*** Working data ***

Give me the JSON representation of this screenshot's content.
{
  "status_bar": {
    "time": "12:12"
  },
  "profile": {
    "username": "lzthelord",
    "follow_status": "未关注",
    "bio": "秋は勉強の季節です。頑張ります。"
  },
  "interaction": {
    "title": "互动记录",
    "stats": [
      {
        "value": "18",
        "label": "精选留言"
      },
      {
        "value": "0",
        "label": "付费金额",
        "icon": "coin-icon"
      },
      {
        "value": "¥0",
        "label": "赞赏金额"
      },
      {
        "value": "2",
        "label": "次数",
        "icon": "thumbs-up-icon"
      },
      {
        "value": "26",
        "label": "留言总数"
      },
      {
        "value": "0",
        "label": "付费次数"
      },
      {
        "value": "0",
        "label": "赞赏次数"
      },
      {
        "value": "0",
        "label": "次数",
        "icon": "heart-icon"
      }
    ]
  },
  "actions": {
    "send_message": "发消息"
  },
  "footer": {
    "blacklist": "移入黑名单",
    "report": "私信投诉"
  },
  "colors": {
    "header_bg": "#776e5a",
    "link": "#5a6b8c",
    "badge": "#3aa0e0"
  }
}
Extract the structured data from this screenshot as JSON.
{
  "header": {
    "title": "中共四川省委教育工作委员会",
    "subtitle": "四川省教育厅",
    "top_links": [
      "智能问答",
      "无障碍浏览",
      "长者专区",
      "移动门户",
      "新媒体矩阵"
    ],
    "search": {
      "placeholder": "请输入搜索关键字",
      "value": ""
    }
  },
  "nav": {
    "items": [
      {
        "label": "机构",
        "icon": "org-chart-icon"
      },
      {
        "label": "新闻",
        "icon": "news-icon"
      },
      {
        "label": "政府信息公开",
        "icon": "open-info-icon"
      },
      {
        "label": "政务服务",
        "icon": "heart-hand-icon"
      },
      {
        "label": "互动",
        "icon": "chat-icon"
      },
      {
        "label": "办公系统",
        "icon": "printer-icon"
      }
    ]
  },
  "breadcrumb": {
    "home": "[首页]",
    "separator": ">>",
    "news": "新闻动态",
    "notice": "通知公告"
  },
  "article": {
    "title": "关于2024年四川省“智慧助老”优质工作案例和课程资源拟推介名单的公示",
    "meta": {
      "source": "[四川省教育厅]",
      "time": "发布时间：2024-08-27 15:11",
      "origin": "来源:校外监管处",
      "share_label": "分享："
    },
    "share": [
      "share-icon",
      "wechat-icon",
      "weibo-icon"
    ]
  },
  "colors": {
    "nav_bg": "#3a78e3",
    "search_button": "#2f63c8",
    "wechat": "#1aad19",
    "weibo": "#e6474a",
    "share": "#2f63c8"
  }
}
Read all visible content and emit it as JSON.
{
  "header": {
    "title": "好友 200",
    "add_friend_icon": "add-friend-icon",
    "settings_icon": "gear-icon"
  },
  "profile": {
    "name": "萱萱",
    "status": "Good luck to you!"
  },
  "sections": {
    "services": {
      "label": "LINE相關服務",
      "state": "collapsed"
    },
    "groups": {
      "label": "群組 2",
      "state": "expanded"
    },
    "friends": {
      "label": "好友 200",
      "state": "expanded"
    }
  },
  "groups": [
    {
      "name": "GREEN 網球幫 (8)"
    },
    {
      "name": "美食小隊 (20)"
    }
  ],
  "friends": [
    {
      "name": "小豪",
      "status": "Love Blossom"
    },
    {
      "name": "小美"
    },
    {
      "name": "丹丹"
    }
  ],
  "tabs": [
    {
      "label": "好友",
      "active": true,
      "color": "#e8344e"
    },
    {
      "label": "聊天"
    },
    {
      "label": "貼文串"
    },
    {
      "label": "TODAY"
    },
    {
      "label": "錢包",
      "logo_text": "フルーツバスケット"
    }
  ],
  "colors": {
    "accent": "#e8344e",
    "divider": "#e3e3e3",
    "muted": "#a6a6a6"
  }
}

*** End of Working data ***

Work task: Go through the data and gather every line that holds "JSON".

Exercise response:
Give me the JSON representation of this screenshot's content.
Extract the structured data from this screenshot as JSON.
Read all visible content and emit it as JSON.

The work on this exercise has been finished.